But any coach can design workouts that push athletes to their limits. It takes an artful coach to do so while preventing injury, and a real master to motivate the athletes to push themselves. Says Lowe, "He didn't allow us to have excuses as to why we couldn't do our workout or why we couldn't train or compete. We all did everything: we all did cross country and trained for multiple events, and he made us all into well-rounded athletes."
He Prepared Us For Real Life
For Hayes, the legacy of Coach Leathers lives on in her own coaching, first at the high school level and now at USC:
Coach Leathers was my foundation. He taught me how to keep building on my career in college and as a pro, based on what he taught me in high school. When you're in high school, you don't realize how much your coach knows. We don't get it until we do. I try to be as honest with [my athletes] as possible. Coach never hurt my feelings - he was just, Hey do you want this or not? I definitely notice that I have some of him in my coaching, and I think that's a great thing because he was a great man and a great coach. He was a real track coach - he really cared about the sport, and he also knew what it took to win.
Hayes is not the only current coach who came up under Leathers, not by a long shot. Another example is Mira Costa's Kelvan Gamble, who competed for Centennial when the legendary coach was there.
Lowe expresses similar feelings about the life-long lessons she learned from Leathers:
One of the most impactful lessons was when he taught me how to specialize in an event. During my junior year he made me stop doing other events and focus on the high jump. I was thinking I could go to college and do all those events, but he was thinking strategically - we need to make sure you go to college. I fought back at first, but I trusted him because I respected him, and he was right. That allowed me to have my pick of where to go to college. His goal was to get kids to college. I would estimate that he helped 30-40 kids go to school on scholarship. His goal was to get athletes an education and change their lives through track & field.
He Will Be Missed
Based on measurable accomplishments alone, Coach Leathers has a resume that can stack up against just about anyone's. He won three Southern Section titles while at Centennial (Compton), then added 11 more after moving to Riverside's J.W. North in 1992, including nine with the girls' team. He also guided the Huskies to the 1999 and 2000 girls team state championships. In addition to Hayes and Lowe, he coached future Olympians Whitney Ashley, not to mention several more athletes who won CIF individual titles. Perhaps most remarkable was his particular success in the 100 Hurdles, where Hayes, Nicole Hoxie, and Nichole Denby combined to win seven straight Southern Section Masters titles and five state championships. Not that you would ever hear him talk about these things - Lowe says, "He was humble. You would never hear him bragging about how great he was, and he should have been a D-1 coach."

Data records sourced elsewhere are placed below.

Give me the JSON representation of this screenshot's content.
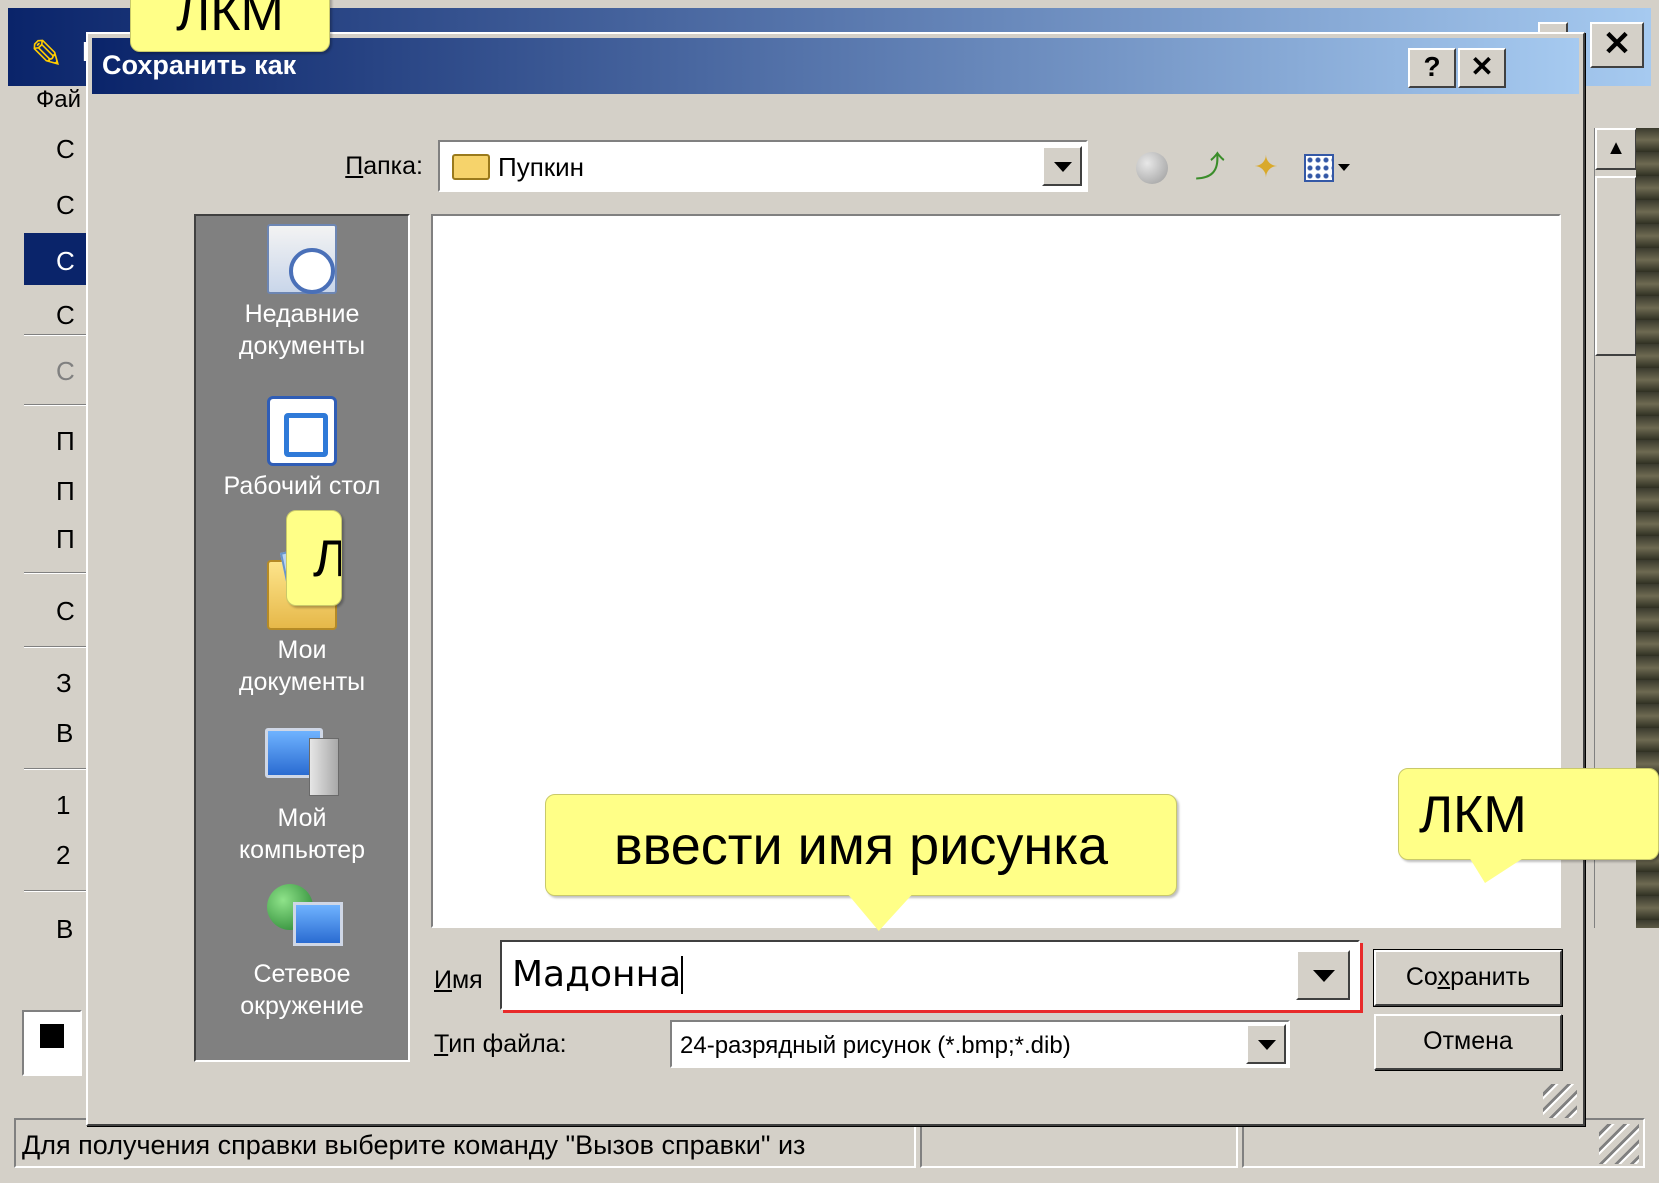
{
  "background_window": {
    "title_first_letter": "Б",
    "menu_first_item": "Фай",
    "menu_initials": [
      "С",
      "С",
      "С",
      "С",
      "С",
      "П",
      "П",
      "П",
      "С",
      "З",
      "В",
      "1",
      "2",
      "В"
    ],
    "status_text": "Для получения справки выберите команду \"Вызов справки\" из",
    "caption_close": "✕",
    "scroll_up_glyph": "▲"
  },
  "dialog": {
    "title": "Сохранить как",
    "help_button": "?",
    "close_button": "✕",
    "folder_label": "Папка:",
    "folder_label_accel": "П",
    "folder_value": "Пупкин",
    "toolbar": {
      "back_icon": "back-icon",
      "up_icon": "up-folder-icon",
      "new_folder_icon": "new-folder-icon",
      "views_icon": "views-menu-icon"
    },
    "places": [
      {
        "label": "Недавние документы",
        "icon": "recent-documents-icon"
      },
      {
        "label": "Рабочий стол",
        "icon": "desktop-icon"
      },
      {
        "label": "Мои документы",
        "icon": "my-documents-icon"
      },
      {
        "label": "Мой компьютер",
        "icon": "my-computer-icon"
      },
      {
        "label": "Сетевое окружение",
        "icon": "network-icon"
      }
    ],
    "filename_label": "Имя",
    "filename_label_accel": "И",
    "filename_value": "Мадонна",
    "filetype_label": "Тип файла:",
    "filetype_label_accel": "Т",
    "filetype_value": "24-разрядный рисунок (*.bmp;*.dib)",
    "save_button": "Сохранить",
    "save_button_accel": "х",
    "cancel_button": "Отмена"
  },
  "callouts": {
    "top": "ЛКМ",
    "left": "Л",
    "right": "ЛКМ",
    "main": "ввести имя рисунка"
  },
  "colors": {
    "titlebar_start": "#0a246a",
    "titlebar_end": "#a6caf0",
    "callout_fill": "#ffff87",
    "highlight_red": "#e82a2a",
    "window_face": "#d4d0c8"
  }
}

Clearly, though, the mark of a great coach is their lasting legacy in the lives of those they touched. On that score, it would be hard to top the impact that Coach Leathers has had on his athletes, which will be carried on through the work of the current coaches that learned from him. Leathers, who died March 7 at age 73, made the California track community a better place, and he will be missed.